How many lines in the listing below include the word "likes"? Answer with the number and nothing else.

»»

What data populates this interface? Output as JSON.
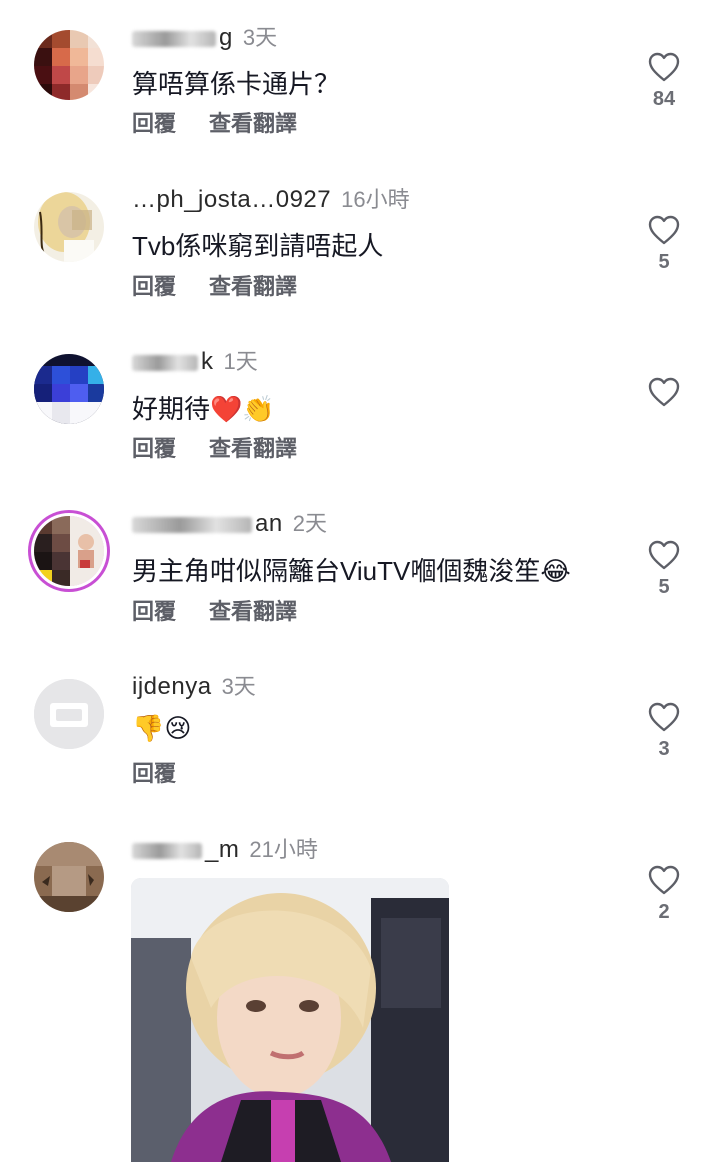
{
  "comments": [
    {
      "username_visible": "g",
      "time": "3天",
      "text": "算唔算係卡通片？",
      "reply": "回覆",
      "translate": "查看翻譯",
      "likes": "84"
    },
    {
      "username_visible": "…ph_josta…0927",
      "time": "16小時",
      "text": "Tvb係咪窮到請唔起人",
      "reply": "回覆",
      "translate": "查看翻譯",
      "likes": "5"
    },
    {
      "username_visible": "k",
      "time": "1天",
      "text": "好期待",
      "text_emoji": "❤️👏",
      "reply": "回覆",
      "translate": "查看翻譯",
      "likes": ""
    },
    {
      "username_visible": "an",
      "time": "2天",
      "text": "男主角咁似隔籬台ViuTV嗰個魏浚笙",
      "text_emoji": "😂",
      "reply": "回覆",
      "translate": "查看翻譯",
      "likes": "5"
    },
    {
      "username_visible": "ijdenya",
      "time": "3天",
      "text": "",
      "text_emoji": "👎😢",
      "reply": "回覆",
      "likes": "3"
    },
    {
      "username_visible": "_m",
      "time": "21小時",
      "likes": "2"
    }
  ],
  "icons": {
    "like": "heart-outline-icon"
  },
  "colors": {
    "text": "#161823",
    "meta": "#8a8b91",
    "action": "#5d5f67"
  }
}
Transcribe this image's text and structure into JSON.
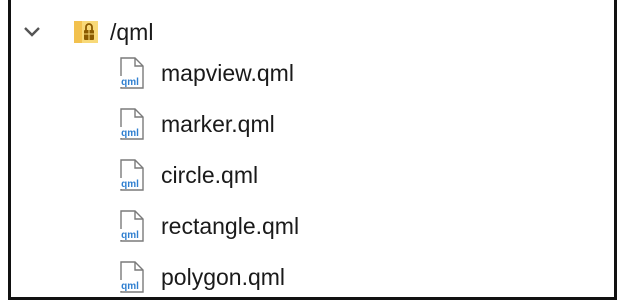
{
  "tree": {
    "root": {
      "label": "/qml",
      "expanded": true,
      "icon": "package-folder-icon"
    },
    "files": [
      {
        "label": "mapview.qml",
        "icon": "qml-file-icon"
      },
      {
        "label": "marker.qml",
        "icon": "qml-file-icon"
      },
      {
        "label": "circle.qml",
        "icon": "qml-file-icon"
      },
      {
        "label": "rectangle.qml",
        "icon": "qml-file-icon"
      },
      {
        "label": "polygon.qml",
        "icon": "qml-file-icon"
      }
    ],
    "file_icon_text": "qml"
  },
  "colors": {
    "text": "#1a1a1a",
    "qml_badge": "#2f7fd0",
    "folder": "#f2c14e",
    "lock": "#8a5a00",
    "chevron": "#555555"
  }
}
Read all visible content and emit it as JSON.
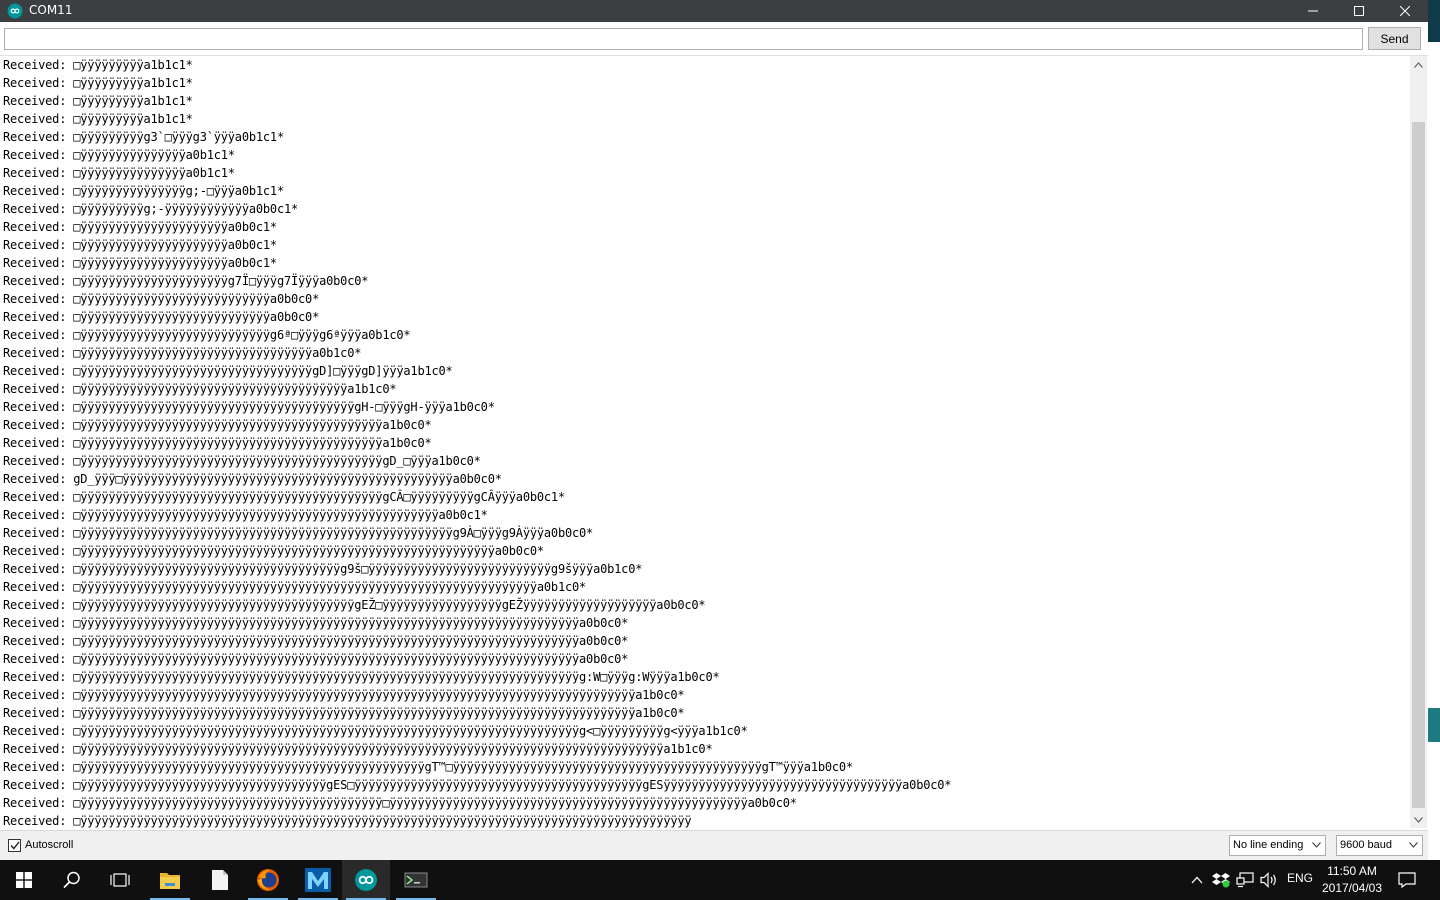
{
  "window": {
    "title": "COM11",
    "accent_color": "#00979c",
    "titlebar_color": "#3c3f41"
  },
  "toolbar": {
    "input_value": "",
    "send_label": "Send"
  },
  "output_lines": [
    "Received: □ÿÿÿÿÿÿÿÿÿa1b1c1*",
    "Received: □ÿÿÿÿÿÿÿÿÿa1b1c1*",
    "Received: □ÿÿÿÿÿÿÿÿÿa1b1c1*",
    "Received: □ÿÿÿÿÿÿÿÿÿa1b1c1*",
    "Received: □ÿÿÿÿÿÿÿÿÿg3`□ÿÿÿg3`ÿÿÿa0b1c1*",
    "Received: □ÿÿÿÿÿÿÿÿÿÿÿÿÿÿÿa0b1c1*",
    "Received: □ÿÿÿÿÿÿÿÿÿÿÿÿÿÿÿa0b1c1*",
    "Received: □ÿÿÿÿÿÿÿÿÿÿÿÿÿÿÿg;-□ÿÿÿa0b1c1*",
    "Received: □ÿÿÿÿÿÿÿÿÿg;-ÿÿÿÿÿÿÿÿÿÿÿÿa0b0c1*",
    "Received: □ÿÿÿÿÿÿÿÿÿÿÿÿÿÿÿÿÿÿÿÿÿa0b0c1*",
    "Received: □ÿÿÿÿÿÿÿÿÿÿÿÿÿÿÿÿÿÿÿÿÿa0b0c1*",
    "Received: □ÿÿÿÿÿÿÿÿÿÿÿÿÿÿÿÿÿÿÿÿÿa0b0c1*",
    "Received: □ÿÿÿÿÿÿÿÿÿÿÿÿÿÿÿÿÿÿÿÿÿg7Ï□ÿÿÿg7Ïÿÿÿa0b0c0*",
    "Received: □ÿÿÿÿÿÿÿÿÿÿÿÿÿÿÿÿÿÿÿÿÿÿÿÿÿÿÿa0b0c0*",
    "Received: □ÿÿÿÿÿÿÿÿÿÿÿÿÿÿÿÿÿÿÿÿÿÿÿÿÿÿÿa0b0c0*",
    "Received: □ÿÿÿÿÿÿÿÿÿÿÿÿÿÿÿÿÿÿÿÿÿÿÿÿÿÿÿg6ª□ÿÿÿg6ªÿÿÿa0b1c0*",
    "Received: □ÿÿÿÿÿÿÿÿÿÿÿÿÿÿÿÿÿÿÿÿÿÿÿÿÿÿÿÿÿÿÿÿÿa0b1c0*",
    "Received: □ÿÿÿÿÿÿÿÿÿÿÿÿÿÿÿÿÿÿÿÿÿÿÿÿÿÿÿÿÿÿÿÿÿgD]□ÿÿÿgD]ÿÿÿa1b1c0*",
    "Received: □ÿÿÿÿÿÿÿÿÿÿÿÿÿÿÿÿÿÿÿÿÿÿÿÿÿÿÿÿÿÿÿÿÿÿÿÿÿÿa1b1c0*",
    "Received: □ÿÿÿÿÿÿÿÿÿÿÿÿÿÿÿÿÿÿÿÿÿÿÿÿÿÿÿÿÿÿÿÿÿÿÿÿÿÿÿgH-□ÿÿÿgH-ÿÿÿa1b0c0*",
    "Received: □ÿÿÿÿÿÿÿÿÿÿÿÿÿÿÿÿÿÿÿÿÿÿÿÿÿÿÿÿÿÿÿÿÿÿÿÿÿÿÿÿÿÿÿa1b0c0*",
    "Received: □ÿÿÿÿÿÿÿÿÿÿÿÿÿÿÿÿÿÿÿÿÿÿÿÿÿÿÿÿÿÿÿÿÿÿÿÿÿÿÿÿÿÿÿa1b0c0*",
    "Received: □ÿÿÿÿÿÿÿÿÿÿÿÿÿÿÿÿÿÿÿÿÿÿÿÿÿÿÿÿÿÿÿÿÿÿÿÿÿÿÿÿÿÿÿgD_□ÿÿÿa1b0c0*",
    "Received: gD_ÿÿÿ□ÿÿÿÿÿÿÿÿÿÿÿÿÿÿÿÿÿÿÿÿÿÿÿÿÿÿÿÿÿÿÿÿÿÿÿÿÿÿÿÿÿÿÿÿÿÿÿa0b0c0*",
    "Received: □ÿÿÿÿÿÿÿÿÿÿÿÿÿÿÿÿÿÿÿÿÿÿÿÿÿÿÿÿÿÿÿÿÿÿÿÿÿÿÿÿÿÿÿgCÂ□ÿÿÿÿÿÿÿÿÿgCÂÿÿÿa0b0c1*",
    "Received: □ÿÿÿÿÿÿÿÿÿÿÿÿÿÿÿÿÿÿÿÿÿÿÿÿÿÿÿÿÿÿÿÿÿÿÿÿÿÿÿÿÿÿÿÿÿÿÿÿÿÿÿa0b0c1*",
    "Received: □ÿÿÿÿÿÿÿÿÿÿÿÿÿÿÿÿÿÿÿÿÿÿÿÿÿÿÿÿÿÿÿÿÿÿÿÿÿÿÿÿÿÿÿÿÿÿÿÿÿÿÿÿÿg9À□ÿÿÿg9Àÿÿÿa0b0c0*",
    "Received: □ÿÿÿÿÿÿÿÿÿÿÿÿÿÿÿÿÿÿÿÿÿÿÿÿÿÿÿÿÿÿÿÿÿÿÿÿÿÿÿÿÿÿÿÿÿÿÿÿÿÿÿÿÿÿÿÿÿÿÿa0b0c0*",
    "Received: □ÿÿÿÿÿÿÿÿÿÿÿÿÿÿÿÿÿÿÿÿÿÿÿÿÿÿÿÿÿÿÿÿÿÿÿÿÿg9š□ÿÿÿÿÿÿÿÿÿÿÿÿÿÿÿÿÿÿÿÿÿÿÿÿÿÿg9šÿÿÿa0b1c0*",
    "Received: □ÿÿÿÿÿÿÿÿÿÿÿÿÿÿÿÿÿÿÿÿÿÿÿÿÿÿÿÿÿÿÿÿÿÿÿÿÿÿÿÿÿÿÿÿÿÿÿÿÿÿÿÿÿÿÿÿÿÿÿÿÿÿÿÿÿa0b1c0*",
    "Received: □ÿÿÿÿÿÿÿÿÿÿÿÿÿÿÿÿÿÿÿÿÿÿÿÿÿÿÿÿÿÿÿÿÿÿÿÿÿÿÿgEŽ□ÿÿÿÿÿÿÿÿÿÿÿÿÿÿÿÿÿgEŽÿÿÿÿÿÿÿÿÿÿÿÿÿÿÿÿÿÿÿa0b0c0*",
    "Received: □ÿÿÿÿÿÿÿÿÿÿÿÿÿÿÿÿÿÿÿÿÿÿÿÿÿÿÿÿÿÿÿÿÿÿÿÿÿÿÿÿÿÿÿÿÿÿÿÿÿÿÿÿÿÿÿÿÿÿÿÿÿÿÿÿÿÿÿÿÿÿÿa0b0c0*",
    "Received: □ÿÿÿÿÿÿÿÿÿÿÿÿÿÿÿÿÿÿÿÿÿÿÿÿÿÿÿÿÿÿÿÿÿÿÿÿÿÿÿÿÿÿÿÿÿÿÿÿÿÿÿÿÿÿÿÿÿÿÿÿÿÿÿÿÿÿÿÿÿÿÿa0b0c0*",
    "Received: □ÿÿÿÿÿÿÿÿÿÿÿÿÿÿÿÿÿÿÿÿÿÿÿÿÿÿÿÿÿÿÿÿÿÿÿÿÿÿÿÿÿÿÿÿÿÿÿÿÿÿÿÿÿÿÿÿÿÿÿÿÿÿÿÿÿÿÿÿÿÿÿa0b0c0*",
    "Received: □ÿÿÿÿÿÿÿÿÿÿÿÿÿÿÿÿÿÿÿÿÿÿÿÿÿÿÿÿÿÿÿÿÿÿÿÿÿÿÿÿÿÿÿÿÿÿÿÿÿÿÿÿÿÿÿÿÿÿÿÿÿÿÿÿÿÿÿÿÿÿÿg:W□ÿÿÿg:Wÿÿÿa1b0c0*",
    "Received: □ÿÿÿÿÿÿÿÿÿÿÿÿÿÿÿÿÿÿÿÿÿÿÿÿÿÿÿÿÿÿÿÿÿÿÿÿÿÿÿÿÿÿÿÿÿÿÿÿÿÿÿÿÿÿÿÿÿÿÿÿÿÿÿÿÿÿÿÿÿÿÿÿÿÿÿÿÿÿÿa1b0c0*",
    "Received: □ÿÿÿÿÿÿÿÿÿÿÿÿÿÿÿÿÿÿÿÿÿÿÿÿÿÿÿÿÿÿÿÿÿÿÿÿÿÿÿÿÿÿÿÿÿÿÿÿÿÿÿÿÿÿÿÿÿÿÿÿÿÿÿÿÿÿÿÿÿÿÿÿÿÿÿÿÿÿÿa1b0c0*",
    "Received: □ÿÿÿÿÿÿÿÿÿÿÿÿÿÿÿÿÿÿÿÿÿÿÿÿÿÿÿÿÿÿÿÿÿÿÿÿÿÿÿÿÿÿÿÿÿÿÿÿÿÿÿÿÿÿÿÿÿÿÿÿÿÿÿÿÿÿÿÿÿÿÿg<□ÿÿÿÿÿÿÿÿÿg<ÿÿÿa1b1c0*",
    "Received: □ÿÿÿÿÿÿÿÿÿÿÿÿÿÿÿÿÿÿÿÿÿÿÿÿÿÿÿÿÿÿÿÿÿÿÿÿÿÿÿÿÿÿÿÿÿÿÿÿÿÿÿÿÿÿÿÿÿÿÿÿÿÿÿÿÿÿÿÿÿÿÿÿÿÿÿÿÿÿÿÿÿÿÿa1b1c0*",
    "Received: □ÿÿÿÿÿÿÿÿÿÿÿÿÿÿÿÿÿÿÿÿÿÿÿÿÿÿÿÿÿÿÿÿÿÿÿÿÿÿÿÿÿÿÿÿÿÿÿÿÿgT™□ÿÿÿÿÿÿÿÿÿÿÿÿÿÿÿÿÿÿÿÿÿÿÿÿÿÿÿÿÿÿÿÿÿÿÿÿÿÿÿÿÿÿÿÿgT™ÿÿÿa1b0c0*",
    "Received: □ÿÿÿÿÿÿÿÿÿÿÿÿÿÿÿÿÿÿÿÿÿÿÿÿÿÿÿÿÿÿÿÿÿÿÿgES□ÿÿÿÿÿÿÿÿÿÿÿÿÿÿÿÿÿÿÿÿÿÿÿÿÿÿÿÿÿÿÿÿÿÿÿÿÿÿÿÿÿgESÿÿÿÿÿÿÿÿÿÿÿÿÿÿÿÿÿÿÿÿÿÿÿÿÿÿÿÿÿÿÿÿÿÿa0b0c0*",
    "Received: □ÿÿÿÿÿÿÿÿÿÿÿÿÿÿÿÿÿÿÿÿÿÿÿÿÿÿÿÿÿÿÿÿÿÿÿÿÿÿÿÿÿÿÿ□ÿÿÿÿÿÿÿÿÿÿÿÿÿÿÿÿÿÿÿÿÿÿÿÿÿÿÿÿÿÿÿÿÿÿÿÿÿÿÿÿÿÿÿÿÿÿÿÿÿÿÿa0b0c0*",
    "Received: □ÿÿÿÿÿÿÿÿÿÿÿÿÿÿÿÿÿÿÿÿÿÿÿÿÿÿÿÿÿÿÿÿÿÿÿÿÿÿÿÿÿÿÿÿÿÿÿÿÿÿÿÿÿÿÿÿÿÿÿÿÿÿÿÿÿÿÿÿÿÿÿÿÿÿÿÿÿÿÿÿÿÿÿÿÿÿÿ"
  ],
  "statusbar": {
    "autoscroll_label": "Autoscroll",
    "autoscroll_checked": true,
    "line_ending": "No line ending",
    "baud_rate": "9600 baud"
  },
  "taskbar": {
    "items": [
      "start-icon",
      "search-icon",
      "task-view-icon",
      "file-explorer-icon",
      "document-icon",
      "firefox-icon",
      "maple-icon",
      "arduino-icon",
      "terminal-icon"
    ],
    "active_item": "arduino-icon",
    "language": "ENG",
    "time": "11:50 AM",
    "date": "2017/04/03"
  }
}
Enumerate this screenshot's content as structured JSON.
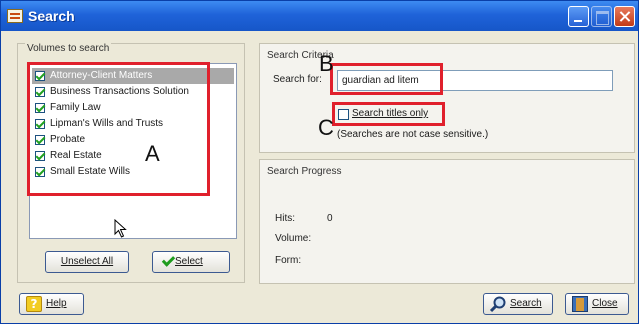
{
  "window": {
    "title": "Search"
  },
  "volumes": {
    "caption": "Volumes to search",
    "items": [
      {
        "label": "Attorney-Client Matters",
        "checked": true,
        "selected": true
      },
      {
        "label": "Business Transactions Solution",
        "checked": true,
        "selected": false
      },
      {
        "label": "Family Law",
        "checked": true,
        "selected": false
      },
      {
        "label": "Lipman's Wills and Trusts",
        "checked": true,
        "selected": false
      },
      {
        "label": "Probate",
        "checked": true,
        "selected": false
      },
      {
        "label": "Real Estate",
        "checked": true,
        "selected": false
      },
      {
        "label": "Small Estate Wills",
        "checked": true,
        "selected": false
      }
    ],
    "unselect_label": "Unselect All",
    "select_label": "Select"
  },
  "criteria": {
    "title": "Search Criteria",
    "search_for_label": "Search for:",
    "search_value": "guardian ad litem",
    "titles_only_label": "Search titles only",
    "titles_only_checked": false,
    "note": "(Searches are not case sensitive.)"
  },
  "progress": {
    "title": "Search Progress",
    "hits_label": "Hits:",
    "hits_value": "0",
    "volume_label": "Volume:",
    "form_label": "Form:"
  },
  "footer": {
    "help_label": "Help",
    "search_label": "Search",
    "close_label": "Close"
  },
  "annotations": {
    "a": "A",
    "b": "B",
    "c": "C",
    "color": "#e0202c"
  },
  "icons": {
    "app": "app-icon",
    "minimize": "minimize-icon",
    "maximize": "maximize-icon",
    "close": "close-icon",
    "check": "check-icon",
    "help": "question-mark-icon",
    "search": "magnifier-icon",
    "exit": "door-icon",
    "cursor": "mouse-pointer-icon"
  }
}
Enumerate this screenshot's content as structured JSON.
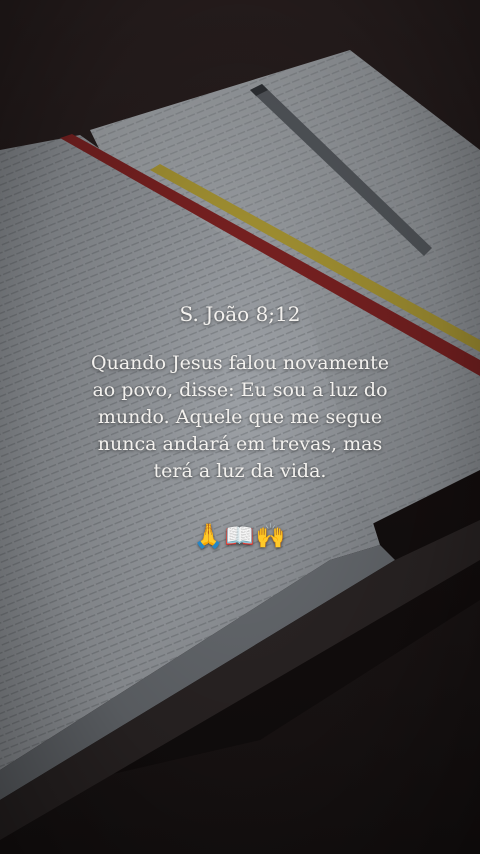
{
  "verse": {
    "reference": "S. João 8;12",
    "lines": [
      "Quando Jesus falou novamente",
      "ao povo, disse: Eu sou a luz do",
      "mundo. Aquele que me segue",
      "nunca andará em trevas, mas",
      "terá a luz da vida."
    ],
    "emojis": "🙏📖🙌"
  },
  "colors": {
    "background": "#1d1717",
    "page": "#9a9ea4",
    "ribbon_red": "#7c2222",
    "ribbon_yellow": "#a89634",
    "text": "#f3f1ee"
  }
}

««

● **Answer**
6